### Task item
Return the records exactly as they stand, and keep the pictures out of the copy.

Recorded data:

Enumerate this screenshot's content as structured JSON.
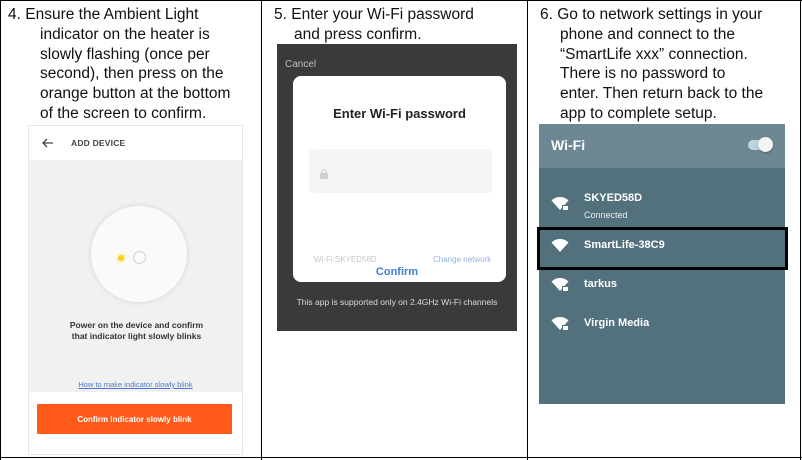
{
  "steps": [
    {
      "number": "4.",
      "lines": [
        "Ensure the Ambient Light",
        "indicator on the heater is",
        "slowly flashing (once per",
        "second), then press on the",
        "orange button at the bottom",
        "of the screen to confirm."
      ]
    },
    {
      "number": "5.",
      "lines": [
        "Enter your Wi-Fi password",
        "and press confirm."
      ]
    },
    {
      "number": "6.",
      "lines": [
        "Go to network settings in your",
        "phone and connect to the",
        "“SmartLife xxx” connection.",
        "There is no password to",
        "enter. Then return back to the",
        "app to complete setup."
      ]
    }
  ],
  "screen1": {
    "title": "ADD DEVICE",
    "instruction_line1": "Power on the device and confirm",
    "instruction_line2": "that indicator light slowly blinks",
    "help_link": "How to make indicator slowly blink",
    "confirm_button": "Confirm indicator slowly blink",
    "accent_color": "#ff5a1a",
    "indicator_color": "#f6d21d"
  },
  "screen2": {
    "cancel": "Cancel",
    "dialog_title": "Enter Wi-Fi password",
    "network_info": "Wi-Fi:SKYED58D",
    "change_network": "Change network",
    "confirm": "Confirm",
    "footnote": "This app is supported only on 2.4GHz Wi-Fi channels",
    "link_color": "#3d7ed6"
  },
  "screen3": {
    "title": "Wi-Fi",
    "toggle_on": true,
    "networks": [
      {
        "name": "SKYED58D",
        "status": "Connected",
        "icon": "wifi-icon",
        "highlighted": false
      },
      {
        "name": "SmartLife-38C9",
        "status": "",
        "icon": "wifi-icon",
        "highlighted": true
      },
      {
        "name": "tarkus",
        "status": "",
        "icon": "wifi-locked-icon",
        "highlighted": false
      },
      {
        "name": "Virgin Media",
        "status": "",
        "icon": "wifi-locked-icon",
        "highlighted": false
      }
    ],
    "background_color": "#53717d",
    "header_color": "#6e8893"
  }
}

### Response below
Enumerate this screenshot's content as structured JSON.
{
  "steps": [
    {
      "number": "4.",
      "lines": [
        "Ensure the Ambient Light",
        "indicator on the heater is",
        "slowly flashing (once per",
        "second), then press on the",
        "orange button at the bottom",
        "of the screen to confirm."
      ]
    },
    {
      "number": "5.",
      "lines": [
        "Enter your Wi-Fi password",
        "and press confirm."
      ]
    },
    {
      "number": "6.",
      "lines": [
        "Go to network settings in your",
        "phone and connect to the",
        "“SmartLife xxx” connection.",
        "There is no password to",
        "enter. Then return back to the",
        "app to complete setup."
      ]
    }
  ],
  "screen1": {
    "title": "ADD DEVICE",
    "instruction_line1": "Power on the device and confirm",
    "instruction_line2": "that indicator light slowly blinks",
    "help_link": "How to make indicator slowly blink",
    "confirm_button": "Confirm indicator slowly blink",
    "accent_color": "#ff5a1a",
    "indicator_color": "#f6d21d"
  },
  "screen2": {
    "cancel": "Cancel",
    "dialog_title": "Enter Wi-Fi password",
    "network_info": "Wi-Fi:SKYED58D",
    "change_network": "Change network",
    "confirm": "Confirm",
    "footnote": "This app is supported only on 2.4GHz Wi-Fi channels",
    "link_color": "#3d7ed6"
  },
  "screen3": {
    "title": "Wi-Fi",
    "toggle_on": true,
    "networks": [
      {
        "name": "SKYED58D",
        "status": "Connected",
        "icon": "wifi-icon",
        "highlighted": false
      },
      {
        "name": "SmartLife-38C9",
        "status": "",
        "icon": "wifi-icon",
        "highlighted": true
      },
      {
        "name": "tarkus",
        "status": "",
        "icon": "wifi-locked-icon",
        "highlighted": false
      },
      {
        "name": "Virgin Media",
        "status": "",
        "icon": "wifi-locked-icon",
        "highlighted": false
      }
    ],
    "background_color": "#53717d",
    "header_color": "#6e8893"
  }
}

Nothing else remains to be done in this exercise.